PUBLISHER: J.H.BEERS & CO., CHICAGO; 1903     P. 1003

MRS. ANN (WHITE) ALLEN.  In contemplating the rapid development of the New World, the clearing of the primeval forests to make way for cultivated fields, the change from the wigwam of the savage to the comfortable homes of today – in all, the march of progress toward the highest and best use of the means at hand – the names of those men who have held conspicuous place stand prominently in view.  It is seldom that the due meed of praise is bestowed upon the ruler of the home – the wife and mother who in her way wrought changes fully as great as those whose names are synonymous with the nation’s history.  The women who have trained their children  to be loyal and upright men and women, who have shouldered vast burdens of responsibility, and in their very weakness have found their strength, have a deserved place in history.  In the town of Ellington, Tolland county, on Jan. 15, 1902, there entered into rest Mrs. Ann (White) Allen, one of the most highly esteemed residents of the county, a woman who, when left alone with a daughter to care for, bravely put her shoulder to the wheel, cultivated her farm, looked after the stock, and in filling her lamented husband’s place in management of affairs, none the less presided over her home, cared for and reared her only remaining child, with all the innate sweetness and love that nature bequeathed to woman.

Mrs. Allen, a daughter of Anthony White, was born April 16, 1825, in Berkshire, Vt., where she attended the district school a mile and a half from her home.  At the age of fourteen she left school, and began to make her own way in the world by doing housework.  For her services she received thirty-four cents a week, and she continued to do this until she was twenty-four, at which time, she had saved one hundred dollars.  She then came to Tolland county, locating in Rockville, where her brother Cyrus lived.  Deciding to learn a trade, she entered the service of Cyrus Winchell, to learn weaving, and with her indomitable will and energy that ever aided her in overcoming any difficulty, she soon became an expert, and earned twelve dollars a week, which, as her board was but $1.25 a week, was riches to her, and in her economy she was enabled to save no little amount.

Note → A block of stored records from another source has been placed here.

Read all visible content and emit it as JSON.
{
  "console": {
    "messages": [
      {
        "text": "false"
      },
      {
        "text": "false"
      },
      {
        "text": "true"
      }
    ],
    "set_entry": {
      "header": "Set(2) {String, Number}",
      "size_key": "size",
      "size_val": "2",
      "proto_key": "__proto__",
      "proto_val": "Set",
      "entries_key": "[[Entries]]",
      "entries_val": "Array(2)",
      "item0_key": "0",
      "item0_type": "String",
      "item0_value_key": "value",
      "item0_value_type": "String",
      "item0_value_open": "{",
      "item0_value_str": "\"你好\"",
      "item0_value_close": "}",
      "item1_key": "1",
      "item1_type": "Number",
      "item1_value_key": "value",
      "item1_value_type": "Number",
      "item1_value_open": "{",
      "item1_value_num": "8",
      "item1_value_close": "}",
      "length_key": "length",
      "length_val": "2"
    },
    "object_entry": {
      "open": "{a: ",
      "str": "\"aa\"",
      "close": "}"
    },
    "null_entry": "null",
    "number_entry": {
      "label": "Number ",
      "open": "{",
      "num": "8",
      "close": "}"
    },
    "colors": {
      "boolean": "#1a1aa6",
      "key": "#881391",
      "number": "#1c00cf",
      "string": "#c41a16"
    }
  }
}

On March 24, 1859, she was married to Hiram Allen, who was born in Ellington Feb. 14, 1824, a son of Chester and Polly (Buckley) Allen, the former a well-to-do and prosperous farmer of that town, who began life under very unfavorable circumstances, but who by thrift and courage made a place for himself.  Hiram Allen was reared a farmer, but early in life he took up wagon making, and had a shop at his home on what was known as the “Bingham farm.”  The farm contained thirty-five acres, and he very successfully combined its cultivation with his trade until his death April 14, 1870.  He was domestic in his habits, and devoted to the interests of his wife and children.  In religion he was a member of the Congregational Church, and in politics a Democrat.

To Hiram and Ann (White) Allen were born two children:  Ernest H., born March 19, 1860, died Nov. 2, 1867.  Lillian May, born May 4, 1866, attended the district school and also a select school at Ellington, kept by Mr. and Mrs. Homer Allen; on August 8, 1888, she was married to Frederick L. Hall, by whom she has had three children, Hiram Allen (born Jan. 5, 1891), Violet May (born June 28, 1892, died April 4, 1896) and Lillian Edith (born Dec. 25, 1893).

Just before Hiram Allen entered into rest, he asked his wife to retain the farm, and in pursuance with his wishes the widowed mother took charge of the place, and by her good management, wise economy and general capability, she succeeded in meeting her bills and also in accumulating some money.  No difficulty was too great for her to overcome, and through it all, busy and energetic, she kept her cheery disposition, and won a high place in the regard of the community.  She was a member of the Methodist Church at Berkshire, Vt.  Through her interest in the best and most progressive methods of agriculture, she was the first to join the Ellington Grange, on its organization, ever taking an active part in its work, and at her death she was the oldest member.  Her funeral was conducted under the auspices of the Methodist Church, and the services at the grave were in charge of the Grange.

The following resolutions upon her death were adopted by the Ellington Grange:

WHEREAS, It has please the all-wise Master of the Universe to remove from our order a beloved sister, Ann W. Allen, be it

Resolved,  that we, the members of Ellington Grange, desire to express our sorrow at the death of sister Allen, feeling that in her going we have lost one whom we all highly esteemed; and we deeply sympathize with the family in their sore affliction.

Resolved, that a copy of these resolutions be sent to the family of our late sister, and that they be placed upon the records of our order and sent to the Rockville Journal and Leader for publication; also that our charter be draped in mourning for thirty days.

(Signed)  Julia V. Hamilton, Cynthia H. Ellsworth and Oliver M Charter, Committee on Resolutions,  Ellington, Conn., Jan. 23, 1902.

Reproduced by:  Linda D. Pingel - great-great grandniece of  Ann (White) Allen

Return to Main Page

This page was created by Linda Pingel on April 7, 2008
copyright 2008 - all rights reserved